If you’ve never had a moment in your life where you self sabotaged, you may want to stop reading this. This information is only for those of us who have made choices, intentionally or unconsciously that hindered our forward movement.
Some examples of how I have minimized my progress are:
1. I didn’t make a phone call that could’ve advanced my career because I talked myself out of doing it. (And ended up doing some “busy” work instead)
2. I had an idea that I knew was really, really good, but before I discussed it with anyone else, I convinced myself of the reasons it would never work. (Come on, I am NOT the only one that’s done this)
3. I settled for less than what I really wanted. (This speaks to so many areas of self sabotaging…)
I have done all of the above and more. The best way I can describe my form of self sabotage is through an analogy. I was like an Olympic sprinter who would come in first place for all of my races. Then in the Olympics, right before I would cross the finish line to win the gold medal, I would stop and let everyone cross in front of me. Then I would get mad when they didn’t come back and help me cross the finish line. The truth is… that was not their responsibility. I had everything I needed and had worked hard enough to cross the finish line on my own. But I would self sabotage.

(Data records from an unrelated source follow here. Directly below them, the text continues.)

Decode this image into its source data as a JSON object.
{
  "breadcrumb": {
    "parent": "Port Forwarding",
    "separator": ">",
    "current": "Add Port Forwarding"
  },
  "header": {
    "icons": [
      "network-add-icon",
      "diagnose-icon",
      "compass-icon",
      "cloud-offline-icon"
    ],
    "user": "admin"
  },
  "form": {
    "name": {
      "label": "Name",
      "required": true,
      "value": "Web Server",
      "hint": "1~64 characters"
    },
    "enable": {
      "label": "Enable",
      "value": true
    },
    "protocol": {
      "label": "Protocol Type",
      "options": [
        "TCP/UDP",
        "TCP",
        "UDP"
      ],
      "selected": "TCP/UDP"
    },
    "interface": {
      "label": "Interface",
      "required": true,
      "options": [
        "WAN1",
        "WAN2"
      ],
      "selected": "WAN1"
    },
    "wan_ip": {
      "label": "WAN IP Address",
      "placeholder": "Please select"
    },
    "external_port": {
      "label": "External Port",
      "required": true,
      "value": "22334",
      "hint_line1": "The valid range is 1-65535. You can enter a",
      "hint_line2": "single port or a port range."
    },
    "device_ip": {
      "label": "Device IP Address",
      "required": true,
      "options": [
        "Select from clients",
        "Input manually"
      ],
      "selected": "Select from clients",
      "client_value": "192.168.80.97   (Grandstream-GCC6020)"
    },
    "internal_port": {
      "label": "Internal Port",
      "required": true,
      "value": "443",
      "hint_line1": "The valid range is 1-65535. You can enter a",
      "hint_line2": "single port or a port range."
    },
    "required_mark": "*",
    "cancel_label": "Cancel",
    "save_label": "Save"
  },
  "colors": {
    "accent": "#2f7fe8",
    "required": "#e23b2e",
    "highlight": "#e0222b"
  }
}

I would convince myself that helping other people cross before me was the right thing to do. After all, I am a life strategist. I am gifted to help other people succeed. And yes, this is right, but not the truth. The truth is I am supposed to cross the finish line first and then lead others by example. I can help more people when I help myself first. So can you!!!!

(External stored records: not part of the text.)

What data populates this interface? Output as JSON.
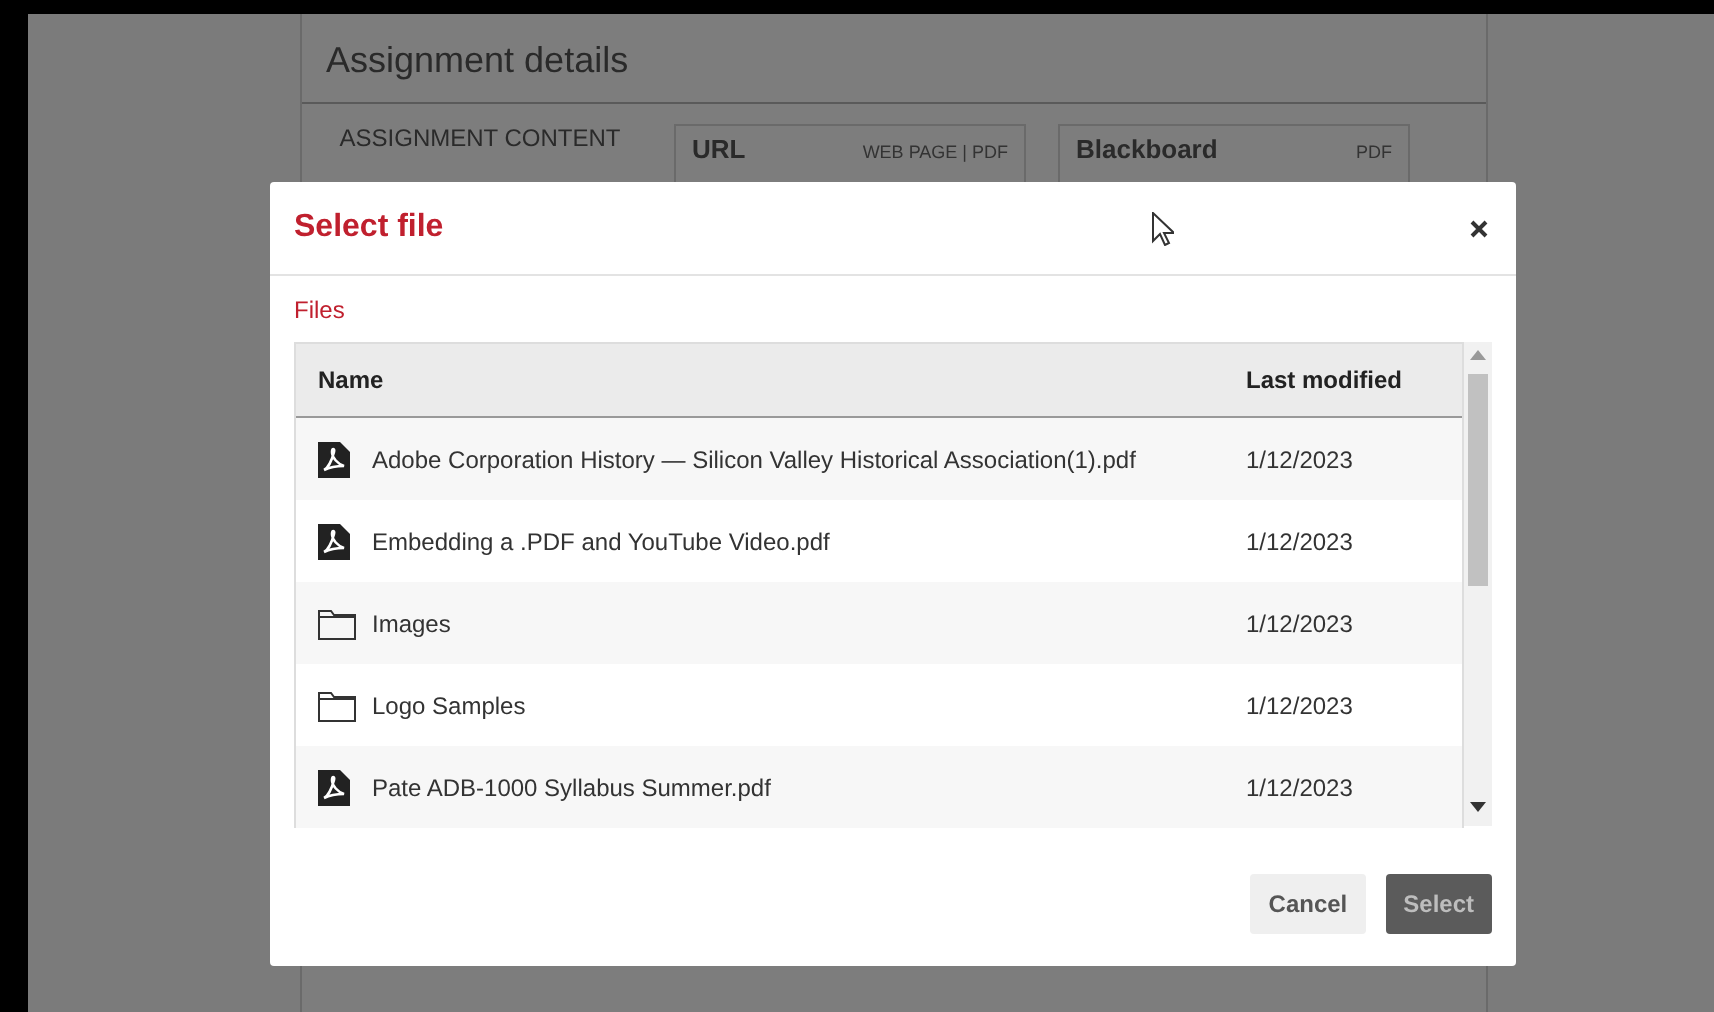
{
  "page": {
    "title": "Assignment details",
    "content_label": "ASSIGNMENT CONTENT",
    "sources": [
      {
        "name": "URL",
        "types": "WEB PAGE | PDF"
      },
      {
        "name": "Blackboard",
        "types": "PDF"
      }
    ]
  },
  "dialog": {
    "title": "Select file",
    "breadcrumb": "Files",
    "table": {
      "columns": [
        "Name",
        "Last modified"
      ],
      "rows": [
        {
          "kind": "pdf",
          "name": "Adobe Corporation History — Silicon Valley Historical Association(1).pdf",
          "modified": "1/12/2023"
        },
        {
          "kind": "pdf",
          "name": "Embedding a .PDF and YouTube Video.pdf",
          "modified": "1/12/2023"
        },
        {
          "kind": "folder",
          "name": "Images",
          "modified": "1/12/2023"
        },
        {
          "kind": "folder",
          "name": "Logo Samples",
          "modified": "1/12/2023"
        },
        {
          "kind": "pdf",
          "name": "Pate ADB-1000 Syllabus Summer.pdf",
          "modified": "1/12/2023"
        }
      ]
    },
    "buttons": [
      {
        "label": "Cancel",
        "disabled": false
      },
      {
        "label": "Select",
        "disabled": true
      }
    ]
  }
}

Sometimes our victory isn’t from crossing the finish line first. Sometimes what makes us winners is CROSSING the finish line, period. When all we really wanted to do was quit.
Self sabotaging is different from quitting. Quitting means you choose to come completely out of the game. When you self sabotage, you are still in the game, you are just hindering your own success.
To overcome self sabotaging, I had to TRULY believe in myself. This is more than just confidence in my abilities or being driven to succeed. This is a deep rooted belief that allowed me to stand for myself, while carrying the weight of others.
I had to overcome what Marianne Williamson identifies as our deepest fear. She shares that our deepest fear is not that we are inadequate. Our deepest fear is that we are powerful beyond measure.
I realized that I made many choices in my life that minimized my achievements because to win means I have to live in the fullness of ME and ALL that GOD ordained me to BE. And that was just a little too frightening.
I have grown to understand that I don’t have to have all the answers, do everything perfectly, win every battle or even overcome every fear. Many times to win, all I need is a little more courage than fear. I just need a little more hope to keep pressing when I want to quit. And there are those moments, when I just need to go to bed and get some rest.
Here are seven keys I’ve discovered that allow me to cross my finish line every time.
7 Keys to stop self sabotaging
1. Declare what you want
2. Make achieving it nonnegotiable
3. Accept that everything you need is inside of you
4. Discern who you allow to join your journey
5. Stop complaining
6. Appreciate the lessons
7. Express gratitude for the victories
There are so many moments in my life where I could have accomplished more and achieved it faster, but I made choices that self sabotaged my achievements. Leave me a comment below and let me know how this article has helped you identify how you self sabotage.